What the task requires: Give the listing again exactly, omitting its images.

─── Record extracts ───

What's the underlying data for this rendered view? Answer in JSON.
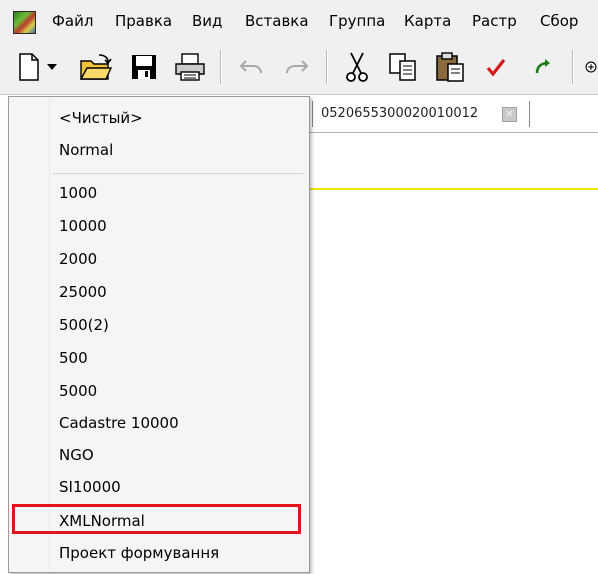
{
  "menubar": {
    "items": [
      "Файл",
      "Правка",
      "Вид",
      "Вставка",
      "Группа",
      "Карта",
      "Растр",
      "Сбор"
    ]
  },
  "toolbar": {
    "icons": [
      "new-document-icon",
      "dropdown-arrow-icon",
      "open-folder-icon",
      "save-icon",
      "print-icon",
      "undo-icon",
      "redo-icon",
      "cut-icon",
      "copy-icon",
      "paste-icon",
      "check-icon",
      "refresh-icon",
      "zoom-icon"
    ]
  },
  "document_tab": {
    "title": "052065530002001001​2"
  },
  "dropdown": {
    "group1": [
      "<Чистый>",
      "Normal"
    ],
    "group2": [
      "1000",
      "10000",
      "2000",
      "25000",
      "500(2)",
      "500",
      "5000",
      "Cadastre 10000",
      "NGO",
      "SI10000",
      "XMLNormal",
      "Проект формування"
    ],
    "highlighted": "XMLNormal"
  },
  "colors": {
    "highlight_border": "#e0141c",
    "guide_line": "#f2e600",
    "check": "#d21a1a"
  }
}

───

Reply:
What's the underlying data for this rendered view? Answer in JSON.
{
  "menubar": {
    "items": [
      "Файл",
      "Правка",
      "Вид",
      "Вставка",
      "Группа",
      "Карта",
      "Растр",
      "Сбор"
    ]
  },
  "toolbar": {
    "icons": [
      "new-document-icon",
      "dropdown-arrow-icon",
      "open-folder-icon",
      "save-icon",
      "print-icon",
      "undo-icon",
      "redo-icon",
      "cut-icon",
      "copy-icon",
      "paste-icon",
      "check-icon",
      "refresh-icon",
      "zoom-icon"
    ]
  },
  "document_tab": {
    "title": "052065530002001001​2"
  },
  "dropdown": {
    "group1": [
      "<Чистый>",
      "Normal"
    ],
    "group2": [
      "1000",
      "10000",
      "2000",
      "25000",
      "500(2)",
      "500",
      "5000",
      "Cadastre 10000",
      "NGO",
      "SI10000",
      "XMLNormal",
      "Проект формування"
    ],
    "highlighted": "XMLNormal"
  },
  "colors": {
    "highlight_border": "#e0141c",
    "guide_line": "#f2e600",
    "check": "#d21a1a"
  }
}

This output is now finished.